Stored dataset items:

::::::

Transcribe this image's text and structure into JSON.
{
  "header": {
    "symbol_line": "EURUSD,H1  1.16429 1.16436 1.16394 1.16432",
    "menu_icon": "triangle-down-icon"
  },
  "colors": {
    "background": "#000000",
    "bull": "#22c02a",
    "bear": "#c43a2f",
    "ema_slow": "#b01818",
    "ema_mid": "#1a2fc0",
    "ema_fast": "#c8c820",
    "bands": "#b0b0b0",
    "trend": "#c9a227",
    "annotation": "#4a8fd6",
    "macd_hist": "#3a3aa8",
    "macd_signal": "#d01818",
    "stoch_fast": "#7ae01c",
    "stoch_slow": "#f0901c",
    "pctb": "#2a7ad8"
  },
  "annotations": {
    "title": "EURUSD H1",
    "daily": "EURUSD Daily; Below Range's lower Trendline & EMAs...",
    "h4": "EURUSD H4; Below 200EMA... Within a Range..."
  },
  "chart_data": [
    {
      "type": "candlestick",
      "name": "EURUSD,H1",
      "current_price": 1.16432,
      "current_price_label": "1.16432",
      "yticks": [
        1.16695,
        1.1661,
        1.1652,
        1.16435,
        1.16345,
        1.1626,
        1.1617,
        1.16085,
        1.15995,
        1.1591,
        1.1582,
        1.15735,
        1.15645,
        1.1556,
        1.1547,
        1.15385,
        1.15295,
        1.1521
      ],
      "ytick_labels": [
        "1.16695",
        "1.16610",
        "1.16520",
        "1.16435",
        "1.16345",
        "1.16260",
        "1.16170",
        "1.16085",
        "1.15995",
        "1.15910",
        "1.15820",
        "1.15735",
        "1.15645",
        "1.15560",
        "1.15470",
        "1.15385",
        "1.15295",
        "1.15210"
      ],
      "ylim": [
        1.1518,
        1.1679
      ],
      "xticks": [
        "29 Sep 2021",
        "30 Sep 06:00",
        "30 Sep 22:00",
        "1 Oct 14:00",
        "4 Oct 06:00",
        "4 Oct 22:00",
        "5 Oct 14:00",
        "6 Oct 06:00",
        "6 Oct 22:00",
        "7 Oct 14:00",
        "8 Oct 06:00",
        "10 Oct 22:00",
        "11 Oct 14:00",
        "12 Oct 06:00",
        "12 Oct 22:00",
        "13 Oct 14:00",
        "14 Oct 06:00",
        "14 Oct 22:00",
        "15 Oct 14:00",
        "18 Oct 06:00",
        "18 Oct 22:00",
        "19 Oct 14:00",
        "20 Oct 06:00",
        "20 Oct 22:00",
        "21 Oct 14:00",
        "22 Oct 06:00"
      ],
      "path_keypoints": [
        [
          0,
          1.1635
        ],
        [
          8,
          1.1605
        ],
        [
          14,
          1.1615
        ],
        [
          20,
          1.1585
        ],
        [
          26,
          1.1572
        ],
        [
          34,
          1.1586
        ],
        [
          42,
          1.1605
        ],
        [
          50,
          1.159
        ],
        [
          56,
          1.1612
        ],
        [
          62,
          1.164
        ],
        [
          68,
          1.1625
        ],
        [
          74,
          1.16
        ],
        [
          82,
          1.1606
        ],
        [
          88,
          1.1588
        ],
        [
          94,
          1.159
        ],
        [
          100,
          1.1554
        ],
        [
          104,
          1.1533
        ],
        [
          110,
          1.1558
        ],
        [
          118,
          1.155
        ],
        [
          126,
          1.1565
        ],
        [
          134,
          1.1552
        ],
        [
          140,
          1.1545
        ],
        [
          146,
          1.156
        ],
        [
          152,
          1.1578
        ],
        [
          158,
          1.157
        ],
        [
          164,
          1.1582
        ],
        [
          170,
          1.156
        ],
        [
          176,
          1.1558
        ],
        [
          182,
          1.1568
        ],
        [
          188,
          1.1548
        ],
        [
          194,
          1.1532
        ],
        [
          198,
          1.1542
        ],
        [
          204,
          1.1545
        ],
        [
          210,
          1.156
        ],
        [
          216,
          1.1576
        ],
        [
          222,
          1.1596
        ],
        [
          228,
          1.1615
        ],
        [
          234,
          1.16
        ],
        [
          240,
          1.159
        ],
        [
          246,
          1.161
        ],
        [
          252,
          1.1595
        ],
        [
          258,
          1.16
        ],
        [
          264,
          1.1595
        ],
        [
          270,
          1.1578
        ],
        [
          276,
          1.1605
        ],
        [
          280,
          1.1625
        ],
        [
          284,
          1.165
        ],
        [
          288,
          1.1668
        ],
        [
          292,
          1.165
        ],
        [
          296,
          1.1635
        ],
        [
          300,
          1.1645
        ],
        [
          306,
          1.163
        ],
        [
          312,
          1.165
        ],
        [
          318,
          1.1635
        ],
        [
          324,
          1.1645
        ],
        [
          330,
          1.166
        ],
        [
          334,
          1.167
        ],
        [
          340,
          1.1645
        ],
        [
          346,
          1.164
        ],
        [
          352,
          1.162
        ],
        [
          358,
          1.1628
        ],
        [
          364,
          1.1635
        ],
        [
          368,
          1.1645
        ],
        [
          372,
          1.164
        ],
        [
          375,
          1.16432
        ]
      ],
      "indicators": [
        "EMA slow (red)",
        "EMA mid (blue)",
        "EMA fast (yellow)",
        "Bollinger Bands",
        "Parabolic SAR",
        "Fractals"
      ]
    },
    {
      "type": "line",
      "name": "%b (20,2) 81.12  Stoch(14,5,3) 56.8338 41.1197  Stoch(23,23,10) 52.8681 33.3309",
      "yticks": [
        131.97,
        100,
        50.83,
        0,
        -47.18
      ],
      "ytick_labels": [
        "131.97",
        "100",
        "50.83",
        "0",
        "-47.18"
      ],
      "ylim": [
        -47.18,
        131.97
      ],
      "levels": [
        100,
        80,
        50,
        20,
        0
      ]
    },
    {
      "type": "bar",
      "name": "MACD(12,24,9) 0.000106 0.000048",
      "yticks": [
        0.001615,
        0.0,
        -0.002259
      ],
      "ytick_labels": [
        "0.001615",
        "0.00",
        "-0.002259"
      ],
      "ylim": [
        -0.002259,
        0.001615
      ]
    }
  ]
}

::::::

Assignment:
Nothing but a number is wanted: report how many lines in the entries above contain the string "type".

Your solution:
3